 Massachusetts’ unique system for nominating a candidate where delegates are elected in caucuses to a state convention held in the early summer before a primary. To make it to the September primary ballot from there, a candidate needs win the support of 15% of the delegates at the convention. The result, according to Peter Ubertaccio, a professor of political science at Stonehall College, candidates need to start organizing early and win the progressive activists who dominate the caucuses. In Ubertaccio’s opinion, if Kayyem can “demonstrate early strength” in the same way that incumbent Governor Deval Patrick (in whose administration Kayyem served) did in 2006, “she’d be a pretty formidable player.”

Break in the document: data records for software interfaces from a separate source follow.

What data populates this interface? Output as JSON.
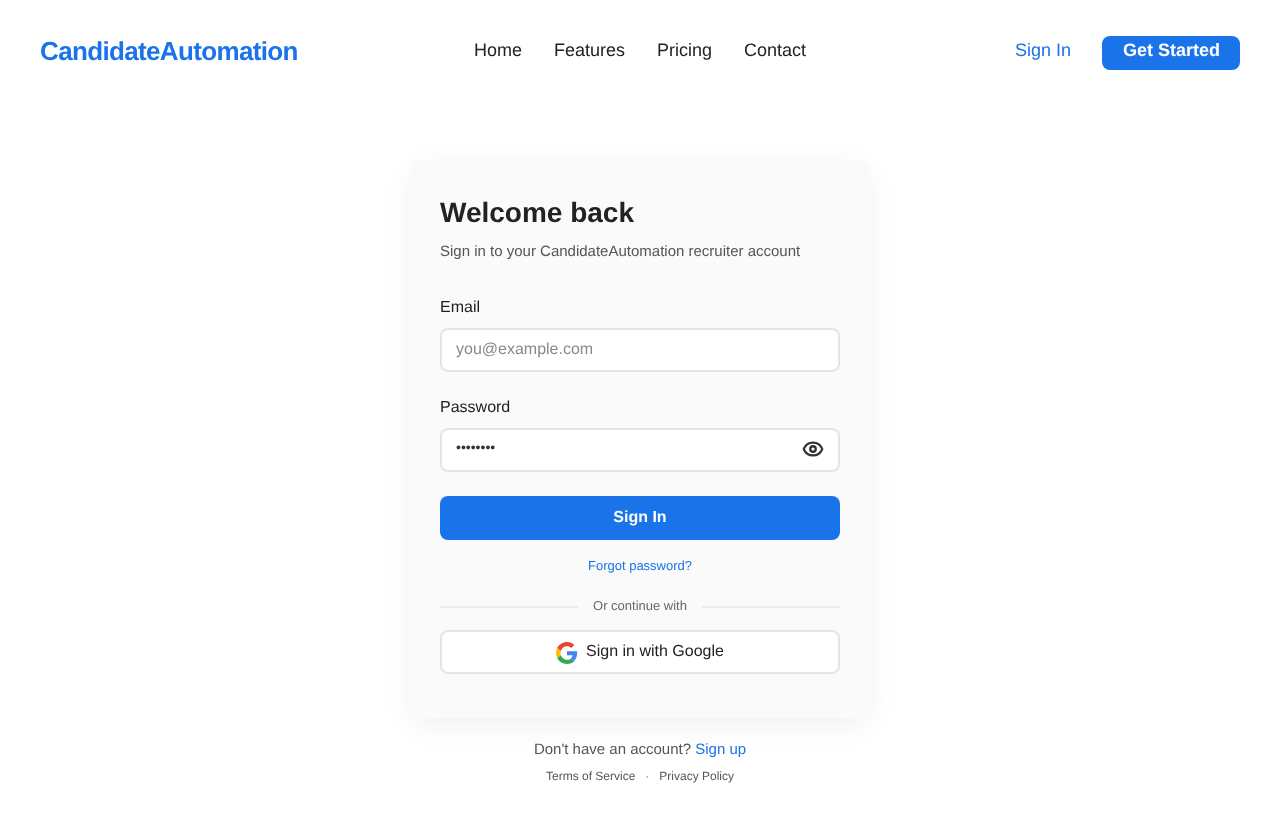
{
  "header": {
    "logo": "CandidateAutomation",
    "nav": [
      "Home",
      "Features",
      "Pricing",
      "Contact"
    ],
    "sign_in": "Sign In",
    "get_started": "Get Started"
  },
  "card": {
    "title": "Welcome back",
    "subtitle": "Sign in to your CandidateAutomation recruiter account",
    "email": {
      "label": "Email",
      "placeholder": "you@example.com"
    },
    "password": {
      "label": "Password",
      "value": "••••••••"
    },
    "submit": "Sign In",
    "forgot": "Forgot password?",
    "divider": "Or continue with",
    "google": "Sign in with Google"
  },
  "footer": {
    "prompt": "Don't have an account?",
    "signup": "Sign up",
    "links": [
      "Terms of Service",
      "Privacy Policy"
    ],
    "separator": "·"
  }
}
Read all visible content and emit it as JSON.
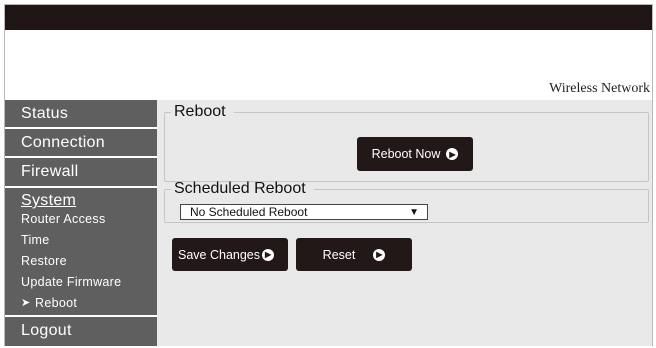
{
  "header": {
    "brand": "Wireless Network"
  },
  "sidebar": {
    "items": [
      {
        "label": "Status"
      },
      {
        "label": "Connection"
      },
      {
        "label": "Firewall"
      },
      {
        "label": "System",
        "subitems": [
          {
            "label": "Router Access"
          },
          {
            "label": "Time"
          },
          {
            "label": "Restore"
          },
          {
            "label": "Update Firmware"
          },
          {
            "label": "Reboot",
            "active": true
          }
        ]
      },
      {
        "label": "Logout"
      }
    ],
    "active_marker": "➤"
  },
  "main": {
    "reboot": {
      "legend": "Reboot",
      "button_label": "Reboot Now"
    },
    "scheduled": {
      "legend": "Scheduled Reboot",
      "selected": "No Scheduled Reboot"
    },
    "actions": {
      "save_label": "Save Changes",
      "reset_label": "Reset"
    }
  },
  "colors": {
    "topbar": "#1f1514",
    "nav": "#5f5f5f",
    "content_bg": "#e9e9e9",
    "button": "#221817"
  },
  "icons": {
    "button_arrow": "circle-arrow-right-icon",
    "dropdown": "caret-down-icon"
  }
}
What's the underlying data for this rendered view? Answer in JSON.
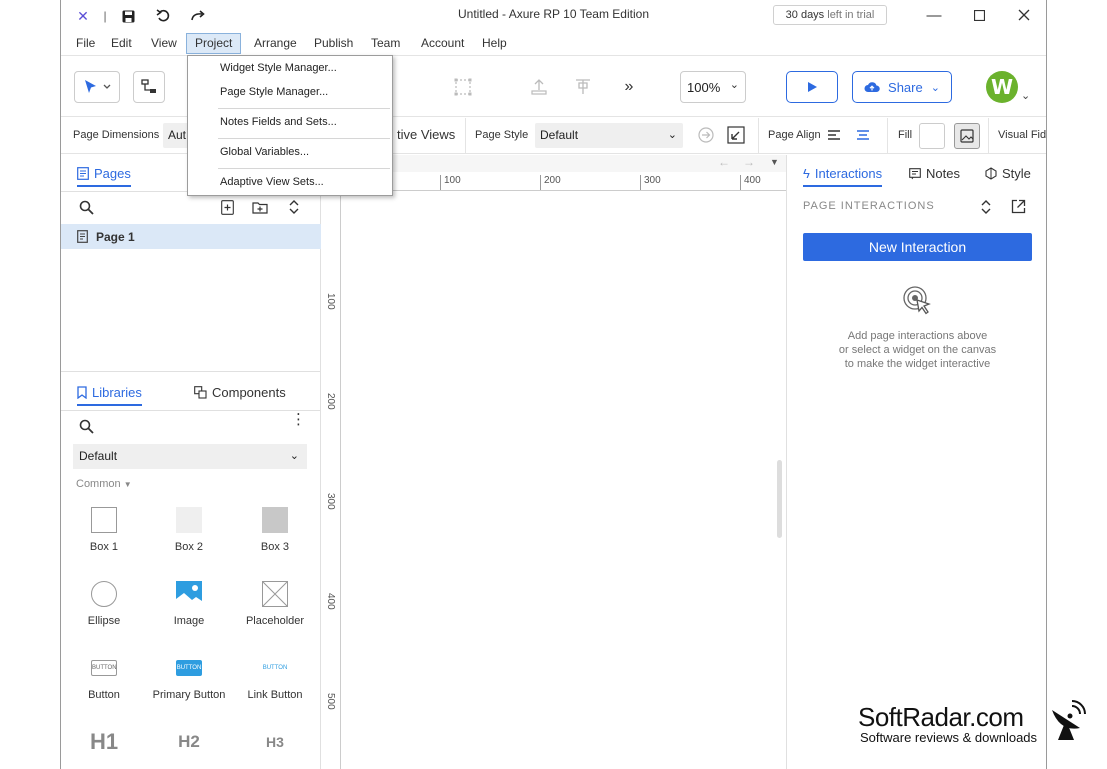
{
  "window": {
    "title": "Untitled - Axure RP 10 Team Edition",
    "trial_days": "30 days",
    "trial_rest": "left in trial"
  },
  "menu": {
    "items": [
      "File",
      "Edit",
      "View",
      "Project",
      "Arrange",
      "Publish",
      "Team",
      "Account",
      "Help"
    ],
    "active": "Project"
  },
  "project_menu": {
    "items": [
      "Widget Style Manager...",
      "Page Style Manager...",
      "Notes Fields and Sets...",
      "Global Variables...",
      "Adaptive View Sets..."
    ]
  },
  "toolbar": {
    "zoom": "100%",
    "share_label": "Share",
    "avatar_letter": "W"
  },
  "propbar": {
    "page_dimensions_label": "Page Dimensions",
    "page_dimensions_value": "Aut",
    "adaptive_views_partial": "tive Views",
    "page_style_label": "Page Style",
    "page_style_value": "Default",
    "page_align_label": "Page Align",
    "fill_label": "Fill",
    "visual_fidelity_partial": "Visual Fide"
  },
  "pages_panel": {
    "tab_label": "Pages",
    "page_name": "Page 1"
  },
  "libraries_panel": {
    "tab_label": "Libraries",
    "components_tab": "Components",
    "library_value": "Default",
    "section": "Common",
    "widgets": [
      "Box 1",
      "Box 2",
      "Box 3",
      "Ellipse",
      "Image",
      "Placeholder",
      "Button",
      "Primary Button",
      "Link Button",
      "H1",
      "H2",
      "H3"
    ],
    "button_thumb_text": "BUTTON"
  },
  "canvas": {
    "ruler_h": [
      "100",
      "200",
      "300",
      "400"
    ],
    "ruler_v": [
      "100",
      "200",
      "300",
      "400",
      "500"
    ]
  },
  "right_panel": {
    "tabs": [
      "Interactions",
      "Notes",
      "Style"
    ],
    "active_tab": "Interactions",
    "section_title": "PAGE INTERACTIONS",
    "new_interaction": "New Interaction",
    "hint_line1": "Add page interactions above",
    "hint_line2": "or select a widget on the canvas",
    "hint_line3": "to make the widget interactive"
  },
  "watermark": {
    "brand": "SoftRadar.com",
    "tagline": "Software reviews & downloads"
  },
  "colors": {
    "accent": "#2d6ae0",
    "avatar": "#6bb22d",
    "selected_row": "#dbe8f7"
  }
}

From John Adams to John Kennedy, from Edward Brooke, Elizabeth Warren, John Kerry, Tip O'Neill and current Governor Duval Patrick, Massachusetts has had some winners. They have had their Dukakis's and Romneys as well. But larger than life characters are what we do well in the commonwealth. And the next governor of this great state might just be joining that list of winners.

Wish to know more?


Here is an opportunity to impact a quarter of a million people in Haiti


haiti lights 2

Here is an opportunity to impact a quarter of a million people in Haiti, via my friend J.R Gaillot (D), a recent Florida Congressional nominee and all around cool guy:

Over 330,000 people are still living in Tent Cities in Haiti since the devastating earthquake of 2010. There is no access to electricity and there are numerous factors to keep in mind. Safety, Commerce, and Education are the top 3.

Introducing the WakaWaka Light: The WakaWaka light is a solar power LED light that will allow Haitians to walk in safety.

Vendors to continue to sell their product, and students to study without the threat of dangerous kerosene lamps. Kerosene is so expensive and dangerous; many children are burned daily due to accidents.

For every light you buy, one is given to Haiti. Our goal is to donate 50,000 lights to Haiti. With an average family size of 5 the 50,000 lights will impact 250,000 lives.

You can contribute online without buying a light. If you decide to donate for Haiti without purchasing a WakaWaka light, this is the easiest way to do so:

Email address: (It will show you Ancheri Care Inc.) Put in the subject line: WakaWaka.

US $20.00 per light (or Can $20) a $20 donation gives one light to Haiti. This is for a good cause, and you can be among the 1st to get a solar charger for your Ipod/Ipad/Tablet/Android/Windows/Smartphone by visiting and help fund the new project here and watch the video.

Help Light up Haiti. 

haiti lights


Video- Sarah Palin travels to Haiti


What a piece of work this chick is.